▶ _EXERCISE DETAILS_: For each line below that holds the word "request", make a copy.

▶ _EXERCISE MATERIAL_:
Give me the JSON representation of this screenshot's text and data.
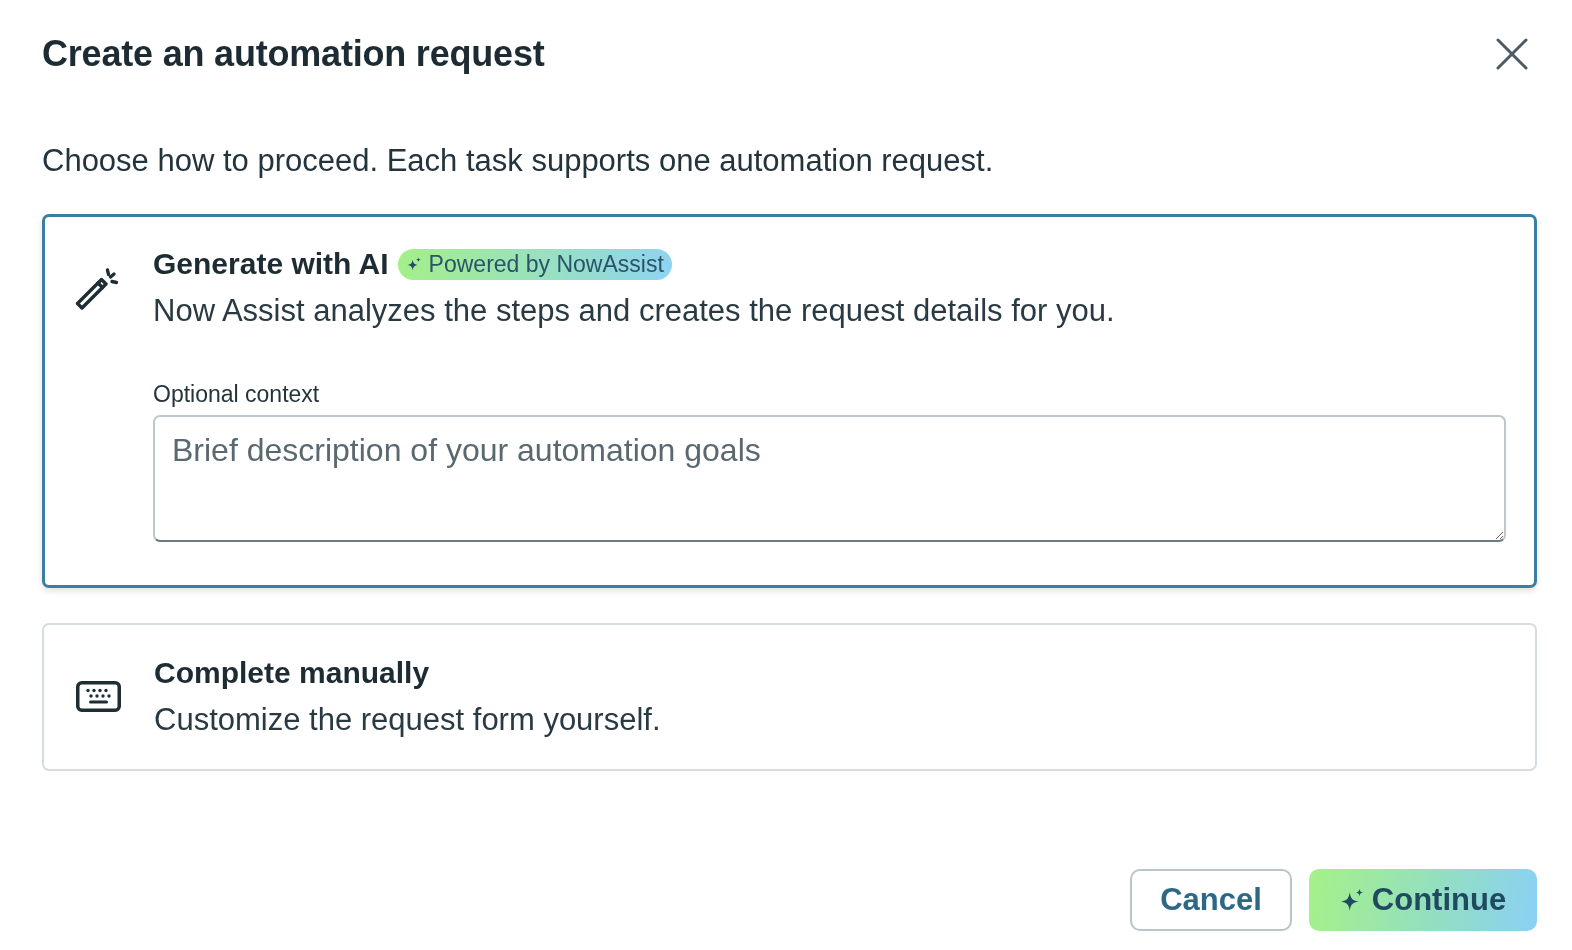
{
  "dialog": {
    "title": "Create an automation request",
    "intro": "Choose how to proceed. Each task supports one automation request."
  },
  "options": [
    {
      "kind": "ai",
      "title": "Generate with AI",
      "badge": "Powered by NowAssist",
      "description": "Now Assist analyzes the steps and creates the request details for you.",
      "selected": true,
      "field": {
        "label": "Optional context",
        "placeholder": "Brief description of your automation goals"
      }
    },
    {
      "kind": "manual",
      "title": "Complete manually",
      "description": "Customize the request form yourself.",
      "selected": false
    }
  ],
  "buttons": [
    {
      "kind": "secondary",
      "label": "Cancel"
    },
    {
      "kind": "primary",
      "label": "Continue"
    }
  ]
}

▶ _EXERCISE SOLUTION_:
    "title": "Create an automation request",
    "intro": "Choose how to proceed. Each task supports one automation request."
      "description": "Now Assist analyzes the steps and creates the request details for you.",
      "description": "Customize the request form yourself.",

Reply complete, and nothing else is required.